A US recession could cut AIDS funding and impede the drive to find a vaccine for the disease, according to a senior official with Global HIV Vaccine Enterprise.
The US is the center of AIDS vaccine research and contributed $659 million, or 69 percent of the funds earmarked for research in 2007, according to data released at a global AIDS vaccine conference in Cape Town, South Africa. But a credit crunch has raised fears that the US government and the private sector will cut funding to a broad range of programs, including AIDS research.
"If there is a downturn in the economy it's going to potentially have a negative impact on funding for science in general and HIV vaccine research in particular," Alan Bernstein, executive director of the Global HIV Vaccine Enterprise, told Reuters at the conference. "I start from the strong belief that we will not have a vaccine without significant industry engagement."
The conference follows a year that saw scientists drop plans for widespread human testing of the two most promising vaccine prototypes due to safety concerns. The two stalled vaccines, one developed by Merck and the other by US government researchers, both aimed to fight AIDS by jump-starting T-cells to tackle the virus and stop or slow the progress of HIV-related disease, Reuters reminds us.
Early results from a large human trial of the Merck product were discouraging, and data showed the vaccine may have left some people more prone to HIV infection - halting the tests and prompting some scientists to reconsider the model, Reuters writes.
Although disappointing to scientists, the results have not led to a complete halt in vaccine testing.
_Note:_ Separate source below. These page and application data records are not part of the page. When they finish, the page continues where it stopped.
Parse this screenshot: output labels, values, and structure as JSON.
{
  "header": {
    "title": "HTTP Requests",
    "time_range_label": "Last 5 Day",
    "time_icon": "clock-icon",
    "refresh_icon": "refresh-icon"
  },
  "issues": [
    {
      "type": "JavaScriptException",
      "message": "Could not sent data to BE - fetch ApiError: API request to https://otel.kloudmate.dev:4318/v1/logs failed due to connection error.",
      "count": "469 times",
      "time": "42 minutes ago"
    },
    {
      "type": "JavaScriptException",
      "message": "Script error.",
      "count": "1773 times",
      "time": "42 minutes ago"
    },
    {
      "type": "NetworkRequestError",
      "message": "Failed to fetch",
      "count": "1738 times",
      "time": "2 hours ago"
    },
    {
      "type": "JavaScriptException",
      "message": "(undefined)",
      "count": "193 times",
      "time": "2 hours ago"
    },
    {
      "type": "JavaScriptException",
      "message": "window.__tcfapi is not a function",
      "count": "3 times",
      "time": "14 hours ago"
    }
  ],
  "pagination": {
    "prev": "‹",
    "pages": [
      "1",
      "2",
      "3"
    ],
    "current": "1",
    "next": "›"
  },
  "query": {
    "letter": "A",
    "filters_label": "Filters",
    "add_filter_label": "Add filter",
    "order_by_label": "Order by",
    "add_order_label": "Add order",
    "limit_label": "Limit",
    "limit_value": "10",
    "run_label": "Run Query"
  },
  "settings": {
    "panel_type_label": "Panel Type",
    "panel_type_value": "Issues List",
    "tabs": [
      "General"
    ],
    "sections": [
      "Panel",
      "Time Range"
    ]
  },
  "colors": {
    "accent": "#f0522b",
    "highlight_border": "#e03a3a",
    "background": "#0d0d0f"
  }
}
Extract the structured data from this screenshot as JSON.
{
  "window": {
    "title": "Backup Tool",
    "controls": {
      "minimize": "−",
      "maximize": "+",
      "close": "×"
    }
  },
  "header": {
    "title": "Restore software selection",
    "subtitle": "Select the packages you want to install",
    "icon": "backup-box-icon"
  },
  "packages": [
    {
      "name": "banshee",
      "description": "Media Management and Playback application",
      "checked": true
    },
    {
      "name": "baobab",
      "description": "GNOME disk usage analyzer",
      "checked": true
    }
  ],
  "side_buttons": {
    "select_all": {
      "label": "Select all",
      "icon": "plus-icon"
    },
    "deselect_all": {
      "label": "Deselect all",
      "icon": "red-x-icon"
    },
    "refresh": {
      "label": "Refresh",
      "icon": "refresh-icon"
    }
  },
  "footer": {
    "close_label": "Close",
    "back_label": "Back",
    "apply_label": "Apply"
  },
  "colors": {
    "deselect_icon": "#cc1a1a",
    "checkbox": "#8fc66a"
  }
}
Two South African-developed vaccines will be tested early next year to see if they are safe for further human trials as part of a joint effort between South African and US researchers, Reuters continues.